Commemorating the location where, in 1823, Stephen F. Austin established a headquarters for his colony in Mexican Texas, San Felipe de Austin State Historic Site and new museum share the stories of early settlers in this region. Today, visitors can walk in the footsteps of these early pioneers at what was the social, economic, and political center of American immigration to Texas before independence. San Felipe de Austin didn't survive the war for Texas independence -- it was burned by its own residents as they evacuated during the Runaway Scrape of 1836.
Gingerbread Men Scavenger Hunts!
The Gingerbread Men are back!
Can you locate them throughout the museum and answer their questions about San Felipe?
Think you're familiar with our exhibits? See the museum in a different...
Early settlers in Texas often had to make their own cloth, which they then had to make into clothing.
Drop by to learn a little more about the process, and try your hand at weaving! Then, check out our dress up clothes in our cabin....
We are extremely excited to be able to host author and Texas man-of-letters, Stephen Harrigan (Texas Monthly magazine, Gates of the Alamo, A Friend of Mr. Lincoln) as he tours to support his new volume on Texas history titled Big Wonderful Thing...
From the Blog
By Danielle Brissette, Collections Manager, San Felipe de Austin State Historic Site
For most Texans, the end of the Texas Revolution is a relatively simple story. Even our own museum implies that once the Battle of San Jacinto was won, Texas’ victory was completely secured. The truth is, it just wasn’t that simple.
Two entire Mexican armies, over 2,500 soldados strong...
By Michael Moore, San Felipe de Austin Project Contract Historian
As a project contract historian for San Felipe de Austin State Historic Site, I recently spent a week at Yale University in New Haven, Connecticut, researching San Felipe resources in their archival collections. Surprisingly, some of the best early Texas history archives outside of Texas are in the Western Americana...

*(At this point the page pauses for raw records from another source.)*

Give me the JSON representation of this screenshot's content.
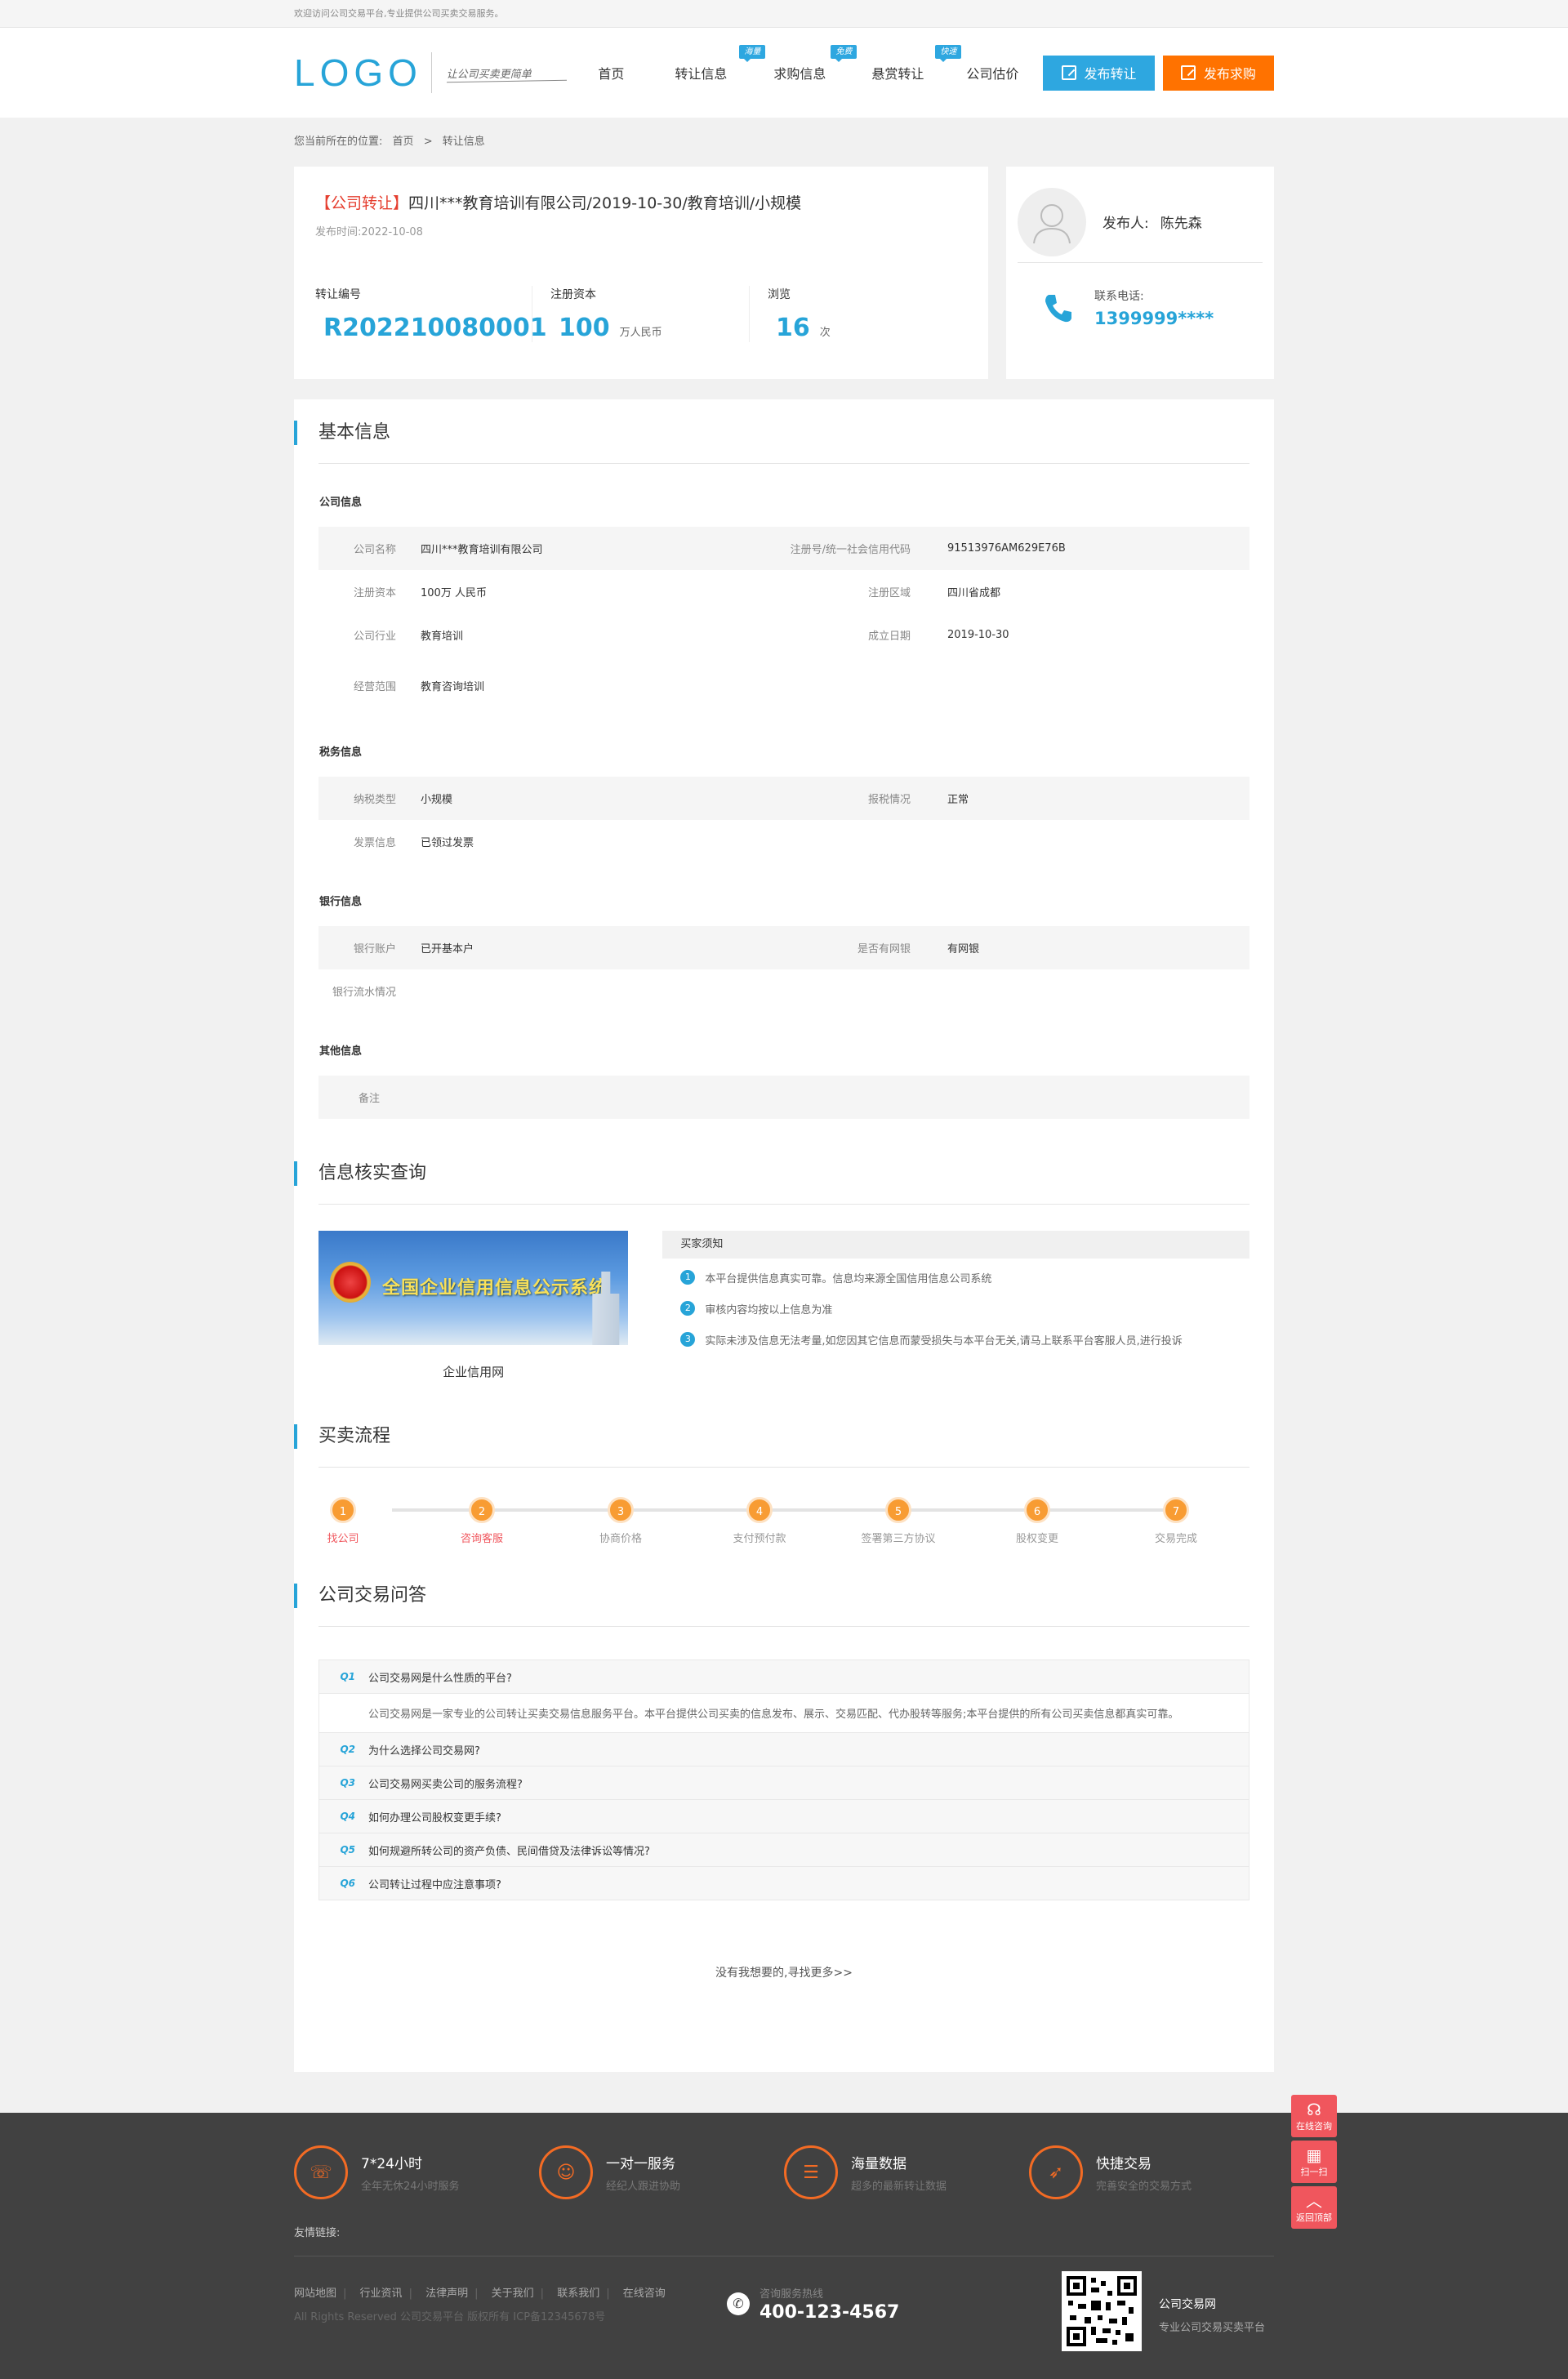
{
  "topbar": {
    "welcome": "欢迎访问公司交易平台,专业提供公司买卖交易服务。"
  },
  "header": {
    "logo": "LOGO",
    "slogan": "让公司买卖更简单",
    "nav": [
      {
        "label": "首页",
        "tag": ""
      },
      {
        "label": "转让信息",
        "tag": "海量"
      },
      {
        "label": "求购信息",
        "tag": "免费"
      },
      {
        "label": "悬赏转让",
        "tag": "快速"
      },
      {
        "label": "公司估价",
        "tag": ""
      }
    ],
    "btn_transfer": "发布转让",
    "btn_buy": "发布求购",
    "colors": {
      "blue": "#2ea7e0",
      "orange": "#ff7200"
    }
  },
  "breadcrumb": {
    "prefix": "您当前所在的位置:",
    "home": "首页",
    "sep": ">",
    "current": "转让信息"
  },
  "summary": {
    "type": "【公司转让】",
    "title": "四川***教育培训有限公司/2019-10-30/教育培训/小规模",
    "date": "发布时间:2022-10-08",
    "stats": [
      {
        "label": "转让编号",
        "value": "R202210080001",
        "unit": ""
      },
      {
        "label": "注册资本",
        "value": "100",
        "unit": "万人民币"
      },
      {
        "label": "浏览",
        "value": "16",
        "unit": "次"
      }
    ],
    "publisher_label": "发布人:",
    "publisher": "陈先森",
    "phone_label": "联系电话:",
    "phone": "1399999****"
  },
  "basic": {
    "title": "基本信息",
    "company_h": "公司信息",
    "company": [
      {
        "k": "公司名称",
        "v": "四川***教育培训有限公司",
        "k2": "注册号/统一社会信用代码",
        "v2": "91513976AM629E76B"
      },
      {
        "k": "注册资本",
        "v": "100万 人民币",
        "k2": "注册区域",
        "v2": "四川省成都"
      },
      {
        "k": "公司行业",
        "v": "教育培训",
        "k2": "成立日期",
        "v2": "2019-10-30"
      },
      {
        "k": "经营范围",
        "v": "教育咨询培训",
        "k2": "",
        "v2": ""
      }
    ],
    "tax_h": "税务信息",
    "tax": [
      {
        "k": "纳税类型",
        "v": "小规模",
        "k2": "报税情况",
        "v2": "正常"
      },
      {
        "k": "发票信息",
        "v": "已领过发票",
        "k2": "",
        "v2": ""
      }
    ],
    "bank_h": "银行信息",
    "bank": [
      {
        "k": "银行账户",
        "v": "已开基本户",
        "k2": "是否有网银",
        "v2": "有网银"
      },
      {
        "k": "银行流水情况",
        "v": "",
        "k2": "",
        "v2": ""
      }
    ],
    "other_h": "其他信息",
    "other": [
      {
        "k": "备注",
        "v": "",
        "k2": "",
        "v2": ""
      }
    ]
  },
  "verify": {
    "title": "信息核实查询",
    "banner_text": "全国企业信用信息公示系统",
    "caption": "企业信用网",
    "notice_h": "买家须知",
    "notices": [
      "本平台提供信息真实可靠。信息均来源全国信用信息公司系统",
      "审核内容均按以上信息为准",
      "实际未涉及信息无法考量,如您因其它信息而蒙受损失与本平台无关,请马上联系平台客服人员,进行投诉"
    ]
  },
  "flow": {
    "title": "买卖流程",
    "steps": [
      {
        "n": "1",
        "label": "找公司",
        "color": "#f0565d"
      },
      {
        "n": "2",
        "label": "咨询客服",
        "color": "#f0565d"
      },
      {
        "n": "3",
        "label": "协商价格",
        "color": "#999999"
      },
      {
        "n": "4",
        "label": "支付预付款",
        "color": "#999999"
      },
      {
        "n": "5",
        "label": "签署第三方协议",
        "color": "#999999"
      },
      {
        "n": "6",
        "label": "股权变更",
        "color": "#999999"
      },
      {
        "n": "7",
        "label": "交易完成",
        "color": "#999999"
      }
    ]
  },
  "faq": {
    "title": "公司交易问答",
    "items": [
      {
        "n": "Q1",
        "q": "公司交易网是什么性质的平台?",
        "a": "公司交易网是一家专业的公司转让买卖交易信息服务平台。本平台提供公司买卖的信息发布、展示、交易匹配、代办股转等服务;本平台提供的所有公司买卖信息都真实可靠。"
      },
      {
        "n": "Q2",
        "q": "为什么选择公司交易网?",
        "a": ""
      },
      {
        "n": "Q3",
        "q": "公司交易网买卖公司的服务流程?",
        "a": ""
      },
      {
        "n": "Q4",
        "q": "如何办理公司股权变更手续?",
        "a": ""
      },
      {
        "n": "Q5",
        "q": "如何规避所转公司的资产负债、民间借贷及法律诉讼等情况?",
        "a": ""
      },
      {
        "n": "Q6",
        "q": "公司转让过程中应注意事项?",
        "a": ""
      }
    ],
    "more": "没有我想要的,寻找更多>>"
  },
  "footer": {
    "features": [
      {
        "icon": "24h-icon",
        "t1": "7*24小时",
        "t2": "全年无休24小时服务"
      },
      {
        "icon": "user-icon",
        "t1": "一对一服务",
        "t2": "经纪人跟进协助"
      },
      {
        "icon": "database-icon",
        "t1": "海量数据",
        "t2": "超多的最新转让数据"
      },
      {
        "icon": "rocket-icon",
        "t1": "快捷交易",
        "t2": "完善安全的交易方式"
      }
    ],
    "links_h": "友情链接:",
    "nav": [
      "网站地图",
      "行业资讯",
      "法律声明",
      "关于我们",
      "联系我们",
      "在线咨询"
    ],
    "copyright": "All Rights Reserved 公司交易平台 版权所有 ICP备12345678号",
    "hotline_label": "咨询服务热线",
    "hotline": "400-123-4567",
    "brand": "公司交易网",
    "brand_sub": "专业公司交易买卖平台"
  },
  "side": {
    "chat": "在线咨询",
    "scan": "扫一扫",
    "top": "返回顶部"
  }
}
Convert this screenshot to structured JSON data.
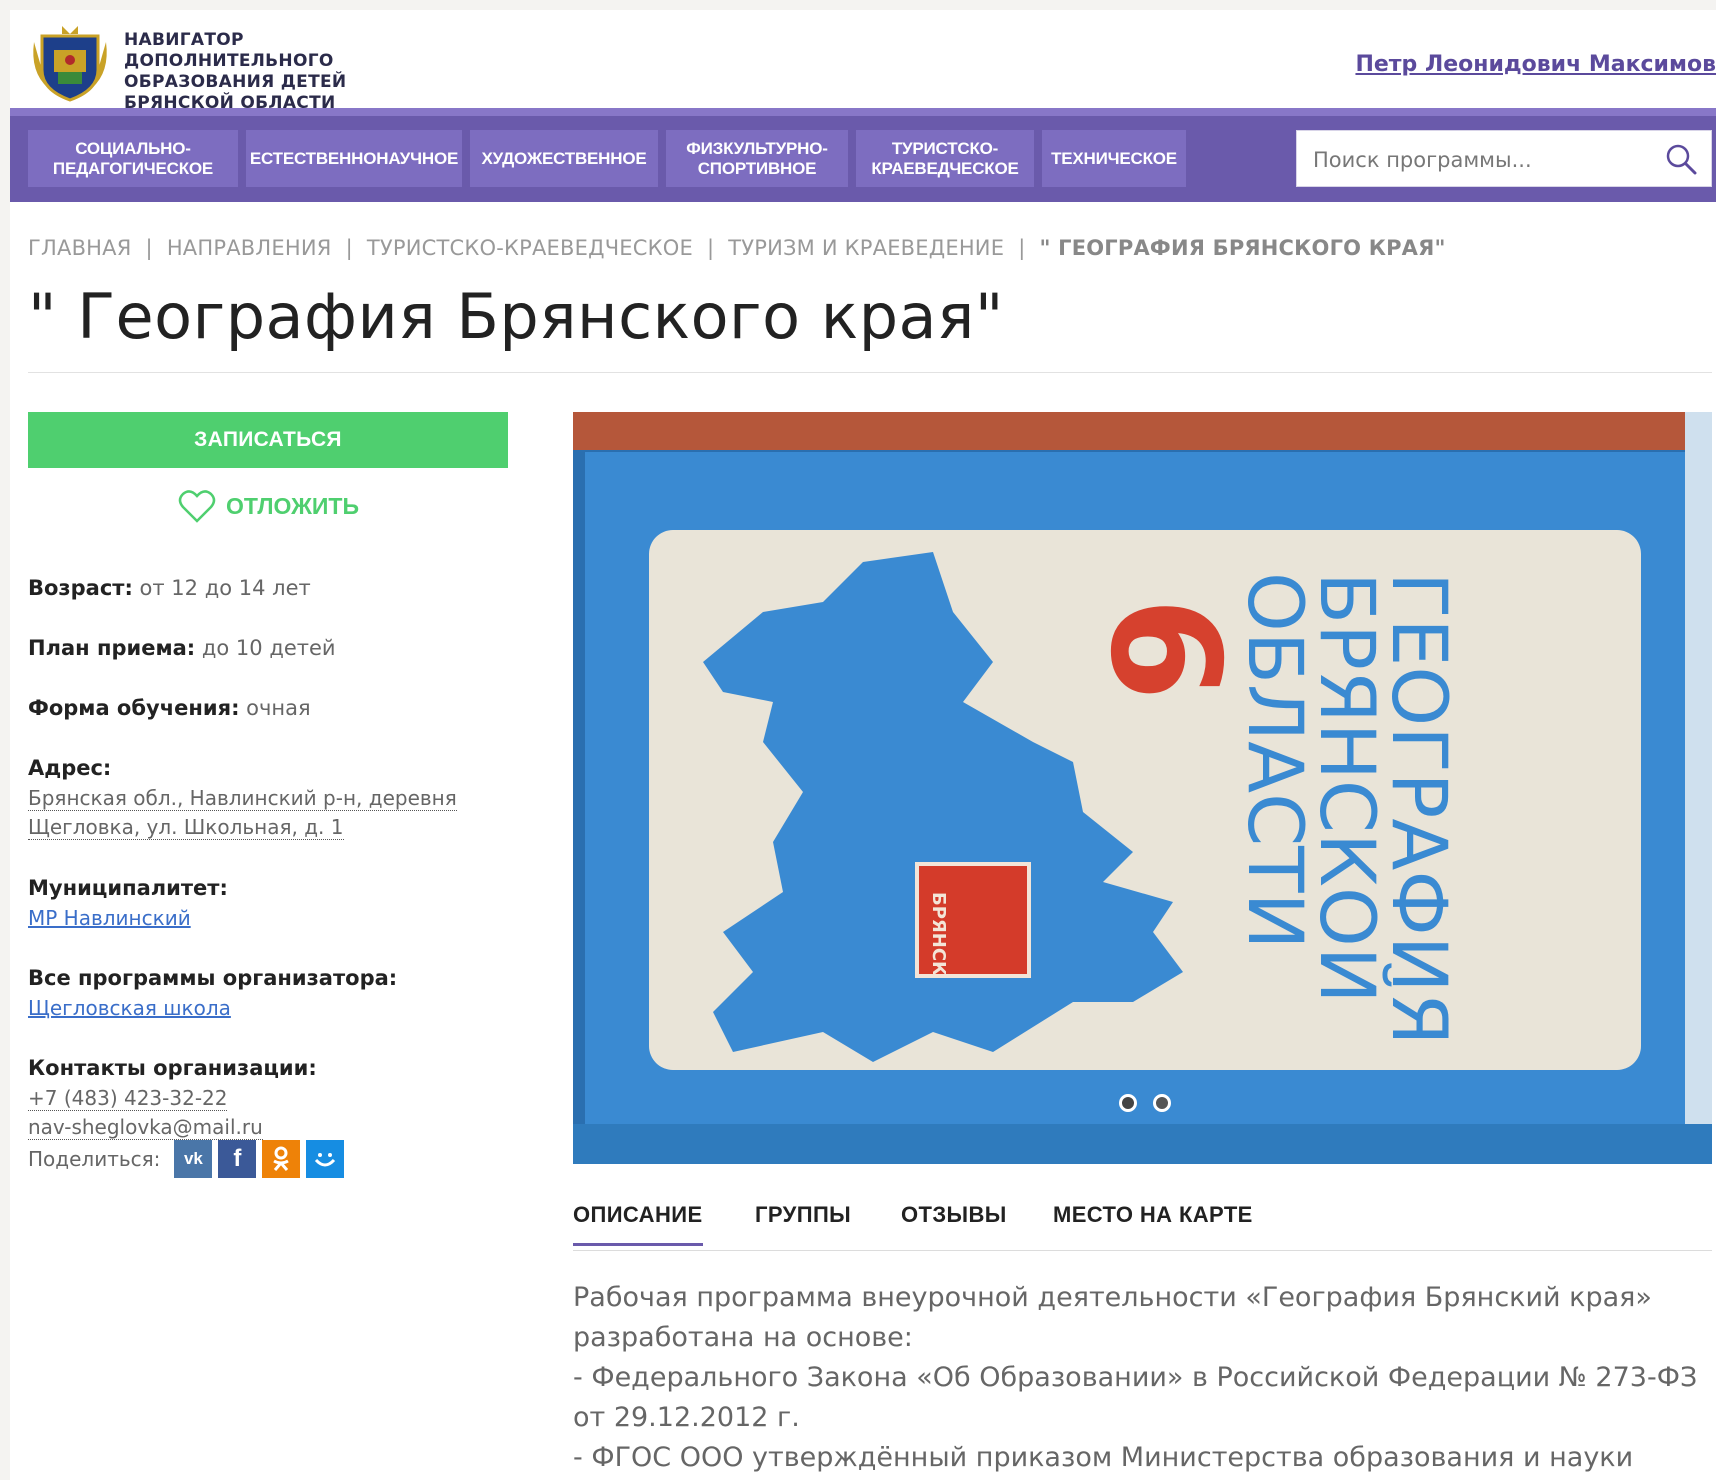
{
  "header": {
    "site_title": "Навигатор дополнительного образования детей Брянской области",
    "user_name": "Петр Леонидович Максимов"
  },
  "nav": {
    "items": [
      "Социально-педагогическое",
      "Естественнонаучное",
      "Художественное",
      "Физкультурно-спортивное",
      "Туристско-краеведческое",
      "Техническое"
    ],
    "search_placeholder": "Поиск программы..."
  },
  "breadcrumb": {
    "items": [
      "ГЛАВНАЯ",
      "НАПРАВЛЕНИЯ",
      "ТУРИСТСКО-КРАЕВЕДЧЕСКОЕ",
      "ТУРИЗМ И КРАЕВЕДЕНИЕ"
    ],
    "current": "\" ГЕОГРАФИЯ БРЯНСКОГО КРАЯ\""
  },
  "page_title": "\" География Брянского края\"",
  "actions": {
    "signup": "ЗАПИСАТЬСЯ",
    "postpone": "ОТЛОЖИТЬ"
  },
  "info": {
    "age_label": "Возраст:",
    "age_value": "от 12 до 14 лет",
    "plan_label": "План приема:",
    "plan_value": "до 10 детей",
    "form_label": "Форма обучения:",
    "form_value": "очная",
    "address_label": "Адрес:",
    "address_line1": "Брянская обл., Навлинский р-н, деревня",
    "address_line2": "Щегловка, ул. Школьная, д. 1",
    "municipality_label": "Муниципалитет:",
    "municipality_value": "МР Навлинский",
    "organizer_label": "Все программы организатора:",
    "organizer_value": "Щегловская школа",
    "contacts_label": "Контакты организации:",
    "phone": "+7 (483) 423-32-22",
    "email": "nav-sheglovka@mail.ru",
    "share_label": "Поделиться:"
  },
  "gallery": {
    "book_title_line1": "ГЕОГРАФИЯ",
    "book_title_line2": "БРЯНСКОЙ",
    "book_title_line3": "ОБЛАСТИ",
    "grade": "6",
    "emblem_text": "БРЯНСК",
    "slide_count": 2,
    "active_slide": 1
  },
  "tabs": [
    "ОПИСАНИЕ",
    "ГРУППЫ",
    "ОТЗЫВЫ",
    "МЕСТО НА КАРТЕ"
  ],
  "description": {
    "line1": "Рабочая программа внеурочной деятельности «География Брянский края»",
    "line2": "разработана на основе:",
    "line3": "- Федерального Закона «Об Образовании» в Российской Федерации № 273-ФЗ",
    "line4": "от 29.12.2012 г.",
    "line5": "- ФГОС ООО утверждённый приказом Министерства образования и науки"
  },
  "colors": {
    "brand_purple": "#6a5aab",
    "nav_item": "#7d6dc0",
    "accent_green": "#4fcf6f",
    "link_blue": "#3a6ec9"
  }
}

By Shelley Wong, San Felipe de Austin Visitor Services Manager
In 2007, Shelly Zaruba, then a 7th grade Texas history teacher at Sealy Junior High School, came up with an idea that has literally materialized into a unique storytelling opportunity. Shelly was looking for a special hands-on project that her students could manage in a limited amount of time. She wanted to provide students...